I would stake my life that is Jesus were here, right now, today, that he would be in our churches pointing us away from these “isms,” these unspoken rules of our society, that seem to have existed before time, and pointing us toward the things of God’s kingdom that cannot be shaken; justice, mercy, generosity, equality, radical welcome and inclusion of the stranger.

The thing is, Jesus is here, right now, today.  Jesus promises us that when two or three are gathered together in his name, he will be in the midst of us.  Paul tells us that Christ has no hands and feet in this world but ours hands and feet.  We are the ones who are called to take up Christ’s message that the “way it is” now, isn’t the way it always has to be.  We are called to act on our belief that we are receiving a kingdom that cannot be shaken.  When these human structures of racism, poverty, sexism, heterosexism are called out and acted against, they cannot stand.  God, working through us, is able to shake them and make them fall away, but we have to take an active role in that, and that, for some of us, that will mean letting go of the power that those structures give us.

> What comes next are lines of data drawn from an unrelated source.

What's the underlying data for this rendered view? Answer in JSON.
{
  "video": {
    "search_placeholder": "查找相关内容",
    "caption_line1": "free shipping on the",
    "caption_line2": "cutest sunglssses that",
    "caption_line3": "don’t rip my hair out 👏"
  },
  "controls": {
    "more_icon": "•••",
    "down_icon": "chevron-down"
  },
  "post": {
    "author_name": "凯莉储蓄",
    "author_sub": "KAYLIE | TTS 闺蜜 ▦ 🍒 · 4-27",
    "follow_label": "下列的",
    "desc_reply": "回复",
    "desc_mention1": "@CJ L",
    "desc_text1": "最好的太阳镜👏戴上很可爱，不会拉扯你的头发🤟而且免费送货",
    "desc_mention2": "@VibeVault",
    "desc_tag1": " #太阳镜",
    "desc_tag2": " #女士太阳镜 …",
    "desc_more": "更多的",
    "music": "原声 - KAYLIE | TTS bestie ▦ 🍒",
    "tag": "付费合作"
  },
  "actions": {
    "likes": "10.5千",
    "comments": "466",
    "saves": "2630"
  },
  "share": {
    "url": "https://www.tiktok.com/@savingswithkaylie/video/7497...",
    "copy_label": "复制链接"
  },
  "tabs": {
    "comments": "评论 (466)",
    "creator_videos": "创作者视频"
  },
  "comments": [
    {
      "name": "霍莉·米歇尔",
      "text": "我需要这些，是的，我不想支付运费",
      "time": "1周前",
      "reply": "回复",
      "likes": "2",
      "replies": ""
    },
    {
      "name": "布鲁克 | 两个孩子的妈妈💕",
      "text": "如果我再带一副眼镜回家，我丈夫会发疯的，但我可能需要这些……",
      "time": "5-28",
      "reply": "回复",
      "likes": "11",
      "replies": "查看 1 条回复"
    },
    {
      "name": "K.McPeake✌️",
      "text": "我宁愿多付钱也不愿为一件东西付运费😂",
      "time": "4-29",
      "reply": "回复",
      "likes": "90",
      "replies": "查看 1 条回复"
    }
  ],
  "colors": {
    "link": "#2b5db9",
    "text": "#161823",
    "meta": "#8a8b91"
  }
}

For me, the first steps of this long process look like educating myself on the ways that I, personally, have benefitted from white privilege, having a lot of awkward conversations with friends and relatives when I hear racist or hurtful language coming from them or from me.  I have to stop using my privilege as a blindfold that keeps me from seeing the injustices perpetrated against people of color all around me, and bear witness against them the way Jesus shows me how to do time and time again in the gospels.

These are just the first steps in a journey toward justice that will never be fully realized until all of these human structures have fallen away and only God’s kingdom remains, but as believers in God’s kingdom, we are called to start taking these first small steps in the hope and faith that the kingdom of God is at hand.